Employers must establish appropriate procedures to be followed in the event of serious and imminent danger to persons at work. This includes the duty of employers or controllers of premises to ensure that any necessary contacts are arranged with external services, particularly with regard to first aid, emergency medical care and rescue work.
As obvious as it sounds, emergency plans should include procedures for determining whether an emergency has occurred, and when to activate the plan in response to an emergency. This should include identifying an appropriately trained person who will take the decision, in consultation with others, on when an emergency has occurred.
An emergency evacuation plan, regardless of the cause of the evacuation, would comprise the following four stages:
1. How staff are enabled to recognise an emergency.
2. Communication of the emergency to affected staff.
3. Preparation of staff and/or the building for the evacuation.

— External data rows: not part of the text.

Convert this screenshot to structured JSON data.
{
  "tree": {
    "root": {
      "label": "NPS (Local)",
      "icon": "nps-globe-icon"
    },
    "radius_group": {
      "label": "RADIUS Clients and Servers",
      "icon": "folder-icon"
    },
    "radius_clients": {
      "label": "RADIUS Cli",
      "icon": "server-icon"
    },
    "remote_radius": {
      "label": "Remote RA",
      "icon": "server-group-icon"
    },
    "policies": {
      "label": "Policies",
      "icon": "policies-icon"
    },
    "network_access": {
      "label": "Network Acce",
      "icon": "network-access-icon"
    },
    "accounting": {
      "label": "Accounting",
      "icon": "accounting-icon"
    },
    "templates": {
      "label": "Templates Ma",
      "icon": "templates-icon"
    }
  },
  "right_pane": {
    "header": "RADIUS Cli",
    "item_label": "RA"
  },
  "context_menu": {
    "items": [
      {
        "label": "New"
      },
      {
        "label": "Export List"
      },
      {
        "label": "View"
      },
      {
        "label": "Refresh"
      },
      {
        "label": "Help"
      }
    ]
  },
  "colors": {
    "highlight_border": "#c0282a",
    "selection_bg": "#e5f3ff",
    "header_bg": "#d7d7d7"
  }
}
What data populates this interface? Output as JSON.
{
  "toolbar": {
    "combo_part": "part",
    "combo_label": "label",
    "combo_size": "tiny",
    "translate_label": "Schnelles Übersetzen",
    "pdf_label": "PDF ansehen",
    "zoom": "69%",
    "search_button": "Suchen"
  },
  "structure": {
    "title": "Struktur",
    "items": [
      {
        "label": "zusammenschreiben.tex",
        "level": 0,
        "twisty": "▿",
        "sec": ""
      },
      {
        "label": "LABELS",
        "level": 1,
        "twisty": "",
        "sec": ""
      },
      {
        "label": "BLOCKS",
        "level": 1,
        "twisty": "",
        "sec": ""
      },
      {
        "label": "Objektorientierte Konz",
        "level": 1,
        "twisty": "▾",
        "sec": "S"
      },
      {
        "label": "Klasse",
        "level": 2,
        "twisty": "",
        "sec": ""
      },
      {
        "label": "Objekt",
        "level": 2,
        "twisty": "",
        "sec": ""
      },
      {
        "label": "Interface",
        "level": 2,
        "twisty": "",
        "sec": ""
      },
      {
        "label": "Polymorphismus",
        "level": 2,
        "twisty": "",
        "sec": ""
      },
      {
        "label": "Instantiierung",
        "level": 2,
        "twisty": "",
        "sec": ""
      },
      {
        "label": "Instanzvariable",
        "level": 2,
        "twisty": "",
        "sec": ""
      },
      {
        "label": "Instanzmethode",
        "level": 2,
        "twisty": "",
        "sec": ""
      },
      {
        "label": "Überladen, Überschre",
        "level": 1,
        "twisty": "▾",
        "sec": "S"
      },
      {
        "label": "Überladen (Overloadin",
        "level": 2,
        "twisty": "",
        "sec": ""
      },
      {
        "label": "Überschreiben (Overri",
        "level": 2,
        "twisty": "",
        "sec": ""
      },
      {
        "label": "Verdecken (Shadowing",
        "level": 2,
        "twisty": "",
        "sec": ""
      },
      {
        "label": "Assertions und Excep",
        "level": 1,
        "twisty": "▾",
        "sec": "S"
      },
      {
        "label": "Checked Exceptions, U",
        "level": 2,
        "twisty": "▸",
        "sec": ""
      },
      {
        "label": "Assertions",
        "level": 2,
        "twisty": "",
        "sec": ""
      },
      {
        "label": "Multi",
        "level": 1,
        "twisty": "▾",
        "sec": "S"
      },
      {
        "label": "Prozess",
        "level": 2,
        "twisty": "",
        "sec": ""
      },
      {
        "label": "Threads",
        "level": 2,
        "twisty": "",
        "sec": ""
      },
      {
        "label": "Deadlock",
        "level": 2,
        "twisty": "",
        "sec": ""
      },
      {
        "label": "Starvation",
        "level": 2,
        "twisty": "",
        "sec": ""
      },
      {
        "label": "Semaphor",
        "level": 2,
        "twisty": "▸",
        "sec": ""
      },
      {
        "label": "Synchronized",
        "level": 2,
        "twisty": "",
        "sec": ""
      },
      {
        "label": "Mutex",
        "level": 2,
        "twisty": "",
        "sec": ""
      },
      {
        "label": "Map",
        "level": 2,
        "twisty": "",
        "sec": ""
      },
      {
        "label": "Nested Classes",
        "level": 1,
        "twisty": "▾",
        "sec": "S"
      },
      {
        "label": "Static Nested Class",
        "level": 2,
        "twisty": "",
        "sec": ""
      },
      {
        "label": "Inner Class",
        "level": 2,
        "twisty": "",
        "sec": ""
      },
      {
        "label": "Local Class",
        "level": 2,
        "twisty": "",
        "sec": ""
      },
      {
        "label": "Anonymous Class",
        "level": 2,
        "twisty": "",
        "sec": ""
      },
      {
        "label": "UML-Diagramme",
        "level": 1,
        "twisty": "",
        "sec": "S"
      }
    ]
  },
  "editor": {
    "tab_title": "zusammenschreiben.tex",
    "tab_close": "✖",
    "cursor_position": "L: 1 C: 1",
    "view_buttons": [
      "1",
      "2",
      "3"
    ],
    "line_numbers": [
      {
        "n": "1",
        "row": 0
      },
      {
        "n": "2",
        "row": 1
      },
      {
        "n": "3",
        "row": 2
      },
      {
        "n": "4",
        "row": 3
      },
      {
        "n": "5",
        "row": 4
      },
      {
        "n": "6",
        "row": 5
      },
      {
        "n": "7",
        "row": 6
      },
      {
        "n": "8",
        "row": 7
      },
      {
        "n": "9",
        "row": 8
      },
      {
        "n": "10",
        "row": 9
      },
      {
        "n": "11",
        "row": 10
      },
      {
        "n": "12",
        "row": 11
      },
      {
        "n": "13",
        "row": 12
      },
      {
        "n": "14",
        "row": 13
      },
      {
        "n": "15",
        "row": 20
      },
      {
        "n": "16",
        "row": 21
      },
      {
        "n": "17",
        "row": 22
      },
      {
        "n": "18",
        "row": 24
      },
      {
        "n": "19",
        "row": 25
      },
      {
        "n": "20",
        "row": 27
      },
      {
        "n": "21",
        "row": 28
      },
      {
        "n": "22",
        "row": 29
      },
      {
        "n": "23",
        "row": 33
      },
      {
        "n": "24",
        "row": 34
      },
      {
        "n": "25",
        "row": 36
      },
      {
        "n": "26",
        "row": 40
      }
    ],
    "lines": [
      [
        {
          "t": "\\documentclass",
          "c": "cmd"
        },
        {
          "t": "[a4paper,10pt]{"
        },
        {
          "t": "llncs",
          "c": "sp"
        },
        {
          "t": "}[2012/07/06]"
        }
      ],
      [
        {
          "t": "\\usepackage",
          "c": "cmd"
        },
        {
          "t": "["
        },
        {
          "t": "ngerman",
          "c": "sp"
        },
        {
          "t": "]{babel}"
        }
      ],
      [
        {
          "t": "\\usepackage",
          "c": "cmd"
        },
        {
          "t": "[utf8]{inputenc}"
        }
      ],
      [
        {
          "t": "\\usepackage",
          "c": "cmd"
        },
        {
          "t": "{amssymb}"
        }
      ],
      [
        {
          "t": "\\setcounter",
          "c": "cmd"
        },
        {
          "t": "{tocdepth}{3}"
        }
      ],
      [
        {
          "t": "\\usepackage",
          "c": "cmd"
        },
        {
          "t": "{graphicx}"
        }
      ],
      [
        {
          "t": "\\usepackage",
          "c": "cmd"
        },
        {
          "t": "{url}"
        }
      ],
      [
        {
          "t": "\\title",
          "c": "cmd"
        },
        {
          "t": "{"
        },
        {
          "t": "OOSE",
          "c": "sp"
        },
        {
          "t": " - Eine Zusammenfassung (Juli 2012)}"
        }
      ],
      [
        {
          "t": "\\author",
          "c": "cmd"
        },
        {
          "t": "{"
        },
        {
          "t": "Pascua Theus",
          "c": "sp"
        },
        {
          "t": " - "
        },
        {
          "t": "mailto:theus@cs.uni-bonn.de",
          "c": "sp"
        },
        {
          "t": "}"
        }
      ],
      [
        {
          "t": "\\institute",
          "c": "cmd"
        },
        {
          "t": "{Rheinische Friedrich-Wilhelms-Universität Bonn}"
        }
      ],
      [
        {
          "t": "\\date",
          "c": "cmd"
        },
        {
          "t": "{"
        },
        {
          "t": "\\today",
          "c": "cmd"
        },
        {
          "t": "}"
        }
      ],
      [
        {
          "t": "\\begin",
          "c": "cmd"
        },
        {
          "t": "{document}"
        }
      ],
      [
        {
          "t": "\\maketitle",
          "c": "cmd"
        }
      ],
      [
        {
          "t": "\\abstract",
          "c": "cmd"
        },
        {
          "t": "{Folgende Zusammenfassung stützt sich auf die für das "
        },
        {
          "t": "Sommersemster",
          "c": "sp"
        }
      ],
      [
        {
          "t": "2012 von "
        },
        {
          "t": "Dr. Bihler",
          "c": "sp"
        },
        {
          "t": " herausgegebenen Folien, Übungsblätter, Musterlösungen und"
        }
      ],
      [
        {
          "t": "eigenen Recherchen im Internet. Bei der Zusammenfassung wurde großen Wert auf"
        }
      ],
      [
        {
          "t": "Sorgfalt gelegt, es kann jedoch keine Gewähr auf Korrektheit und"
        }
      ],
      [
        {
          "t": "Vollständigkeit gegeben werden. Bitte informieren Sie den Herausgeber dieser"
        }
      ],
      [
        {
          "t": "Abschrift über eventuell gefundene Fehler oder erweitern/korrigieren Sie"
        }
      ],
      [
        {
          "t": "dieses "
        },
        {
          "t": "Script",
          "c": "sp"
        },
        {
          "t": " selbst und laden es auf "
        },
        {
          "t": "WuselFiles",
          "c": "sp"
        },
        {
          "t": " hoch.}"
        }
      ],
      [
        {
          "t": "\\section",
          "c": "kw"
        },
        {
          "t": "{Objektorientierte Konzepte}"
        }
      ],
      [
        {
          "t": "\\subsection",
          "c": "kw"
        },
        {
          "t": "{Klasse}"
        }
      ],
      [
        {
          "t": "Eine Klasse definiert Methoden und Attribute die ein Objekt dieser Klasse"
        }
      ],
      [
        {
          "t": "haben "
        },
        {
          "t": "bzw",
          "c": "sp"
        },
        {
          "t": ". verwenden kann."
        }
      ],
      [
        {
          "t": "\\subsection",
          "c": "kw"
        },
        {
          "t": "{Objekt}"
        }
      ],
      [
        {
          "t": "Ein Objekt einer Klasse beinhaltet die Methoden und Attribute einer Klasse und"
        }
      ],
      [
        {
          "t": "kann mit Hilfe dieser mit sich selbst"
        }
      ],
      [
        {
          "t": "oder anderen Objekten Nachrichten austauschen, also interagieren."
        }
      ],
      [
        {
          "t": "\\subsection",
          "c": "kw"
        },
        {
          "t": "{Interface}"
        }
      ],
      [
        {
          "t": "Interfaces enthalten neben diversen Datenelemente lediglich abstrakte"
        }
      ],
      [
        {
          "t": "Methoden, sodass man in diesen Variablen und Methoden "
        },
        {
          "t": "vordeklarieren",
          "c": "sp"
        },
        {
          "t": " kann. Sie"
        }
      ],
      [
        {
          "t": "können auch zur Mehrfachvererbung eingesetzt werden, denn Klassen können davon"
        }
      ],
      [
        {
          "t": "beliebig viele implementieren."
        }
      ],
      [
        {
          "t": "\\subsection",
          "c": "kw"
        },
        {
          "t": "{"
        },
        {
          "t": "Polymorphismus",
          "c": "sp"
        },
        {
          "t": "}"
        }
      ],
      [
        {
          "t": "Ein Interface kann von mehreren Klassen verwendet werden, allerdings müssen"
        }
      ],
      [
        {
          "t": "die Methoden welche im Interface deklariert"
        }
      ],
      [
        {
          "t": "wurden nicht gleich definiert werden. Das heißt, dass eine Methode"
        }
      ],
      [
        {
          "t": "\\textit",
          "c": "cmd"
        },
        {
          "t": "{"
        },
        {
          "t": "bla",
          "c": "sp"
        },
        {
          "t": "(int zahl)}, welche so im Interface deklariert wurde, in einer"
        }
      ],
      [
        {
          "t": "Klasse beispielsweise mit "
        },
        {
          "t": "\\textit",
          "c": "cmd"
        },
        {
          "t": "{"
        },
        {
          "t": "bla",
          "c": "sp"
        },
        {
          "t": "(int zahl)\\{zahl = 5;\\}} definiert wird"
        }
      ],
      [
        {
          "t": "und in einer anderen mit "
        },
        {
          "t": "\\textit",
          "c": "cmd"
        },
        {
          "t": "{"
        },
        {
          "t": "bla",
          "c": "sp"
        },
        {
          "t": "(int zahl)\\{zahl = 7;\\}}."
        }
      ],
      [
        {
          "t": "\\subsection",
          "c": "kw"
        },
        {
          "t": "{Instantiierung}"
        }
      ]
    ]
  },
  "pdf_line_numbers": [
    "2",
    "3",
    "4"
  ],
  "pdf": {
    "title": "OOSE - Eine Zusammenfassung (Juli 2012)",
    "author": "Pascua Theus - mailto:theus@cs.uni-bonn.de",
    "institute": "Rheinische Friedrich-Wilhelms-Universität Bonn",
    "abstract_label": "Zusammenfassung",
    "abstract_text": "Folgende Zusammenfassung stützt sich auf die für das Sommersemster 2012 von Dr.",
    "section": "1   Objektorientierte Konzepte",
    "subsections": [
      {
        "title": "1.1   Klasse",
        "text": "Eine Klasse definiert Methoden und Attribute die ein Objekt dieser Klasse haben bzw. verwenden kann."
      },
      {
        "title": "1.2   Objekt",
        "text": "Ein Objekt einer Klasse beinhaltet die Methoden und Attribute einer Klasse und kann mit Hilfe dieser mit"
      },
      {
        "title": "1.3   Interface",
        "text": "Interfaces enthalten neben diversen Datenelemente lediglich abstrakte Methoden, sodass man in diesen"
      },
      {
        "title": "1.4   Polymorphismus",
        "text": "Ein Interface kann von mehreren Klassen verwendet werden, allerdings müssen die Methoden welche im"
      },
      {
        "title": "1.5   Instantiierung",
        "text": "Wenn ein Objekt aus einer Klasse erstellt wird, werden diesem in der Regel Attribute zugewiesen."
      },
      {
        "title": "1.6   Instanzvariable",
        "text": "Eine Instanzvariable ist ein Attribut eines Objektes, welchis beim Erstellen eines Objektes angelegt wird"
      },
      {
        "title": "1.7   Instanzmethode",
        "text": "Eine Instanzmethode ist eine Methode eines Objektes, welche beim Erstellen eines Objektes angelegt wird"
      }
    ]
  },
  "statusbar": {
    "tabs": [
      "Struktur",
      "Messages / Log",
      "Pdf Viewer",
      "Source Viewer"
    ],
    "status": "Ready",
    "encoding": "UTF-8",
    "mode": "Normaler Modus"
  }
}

4. Actions of staff and others (e.g. visitors) in the emergency evacuation.
The above stages would lead to a plan that would cover, as a minimum, the following points:
• What action should be taken by persons discovering an emergency.
• Who is responsible for making contact with the emergency services and the method of doing so.
• Identification of type of warning alarms (bells / klaxons / sirens) to be used (this is important as confusion can arise over what different alarms mean).
• Location of call points, escape routes, duties and identities of persons with special responsibilities and assembly points, i.e. places of safety.
• Procedures for dealing with the emergency services on arrival (including providing information on risks to them, e.g. presence of asbestos, flammables, etc.), and the training that should be provided for all employees or occupiers.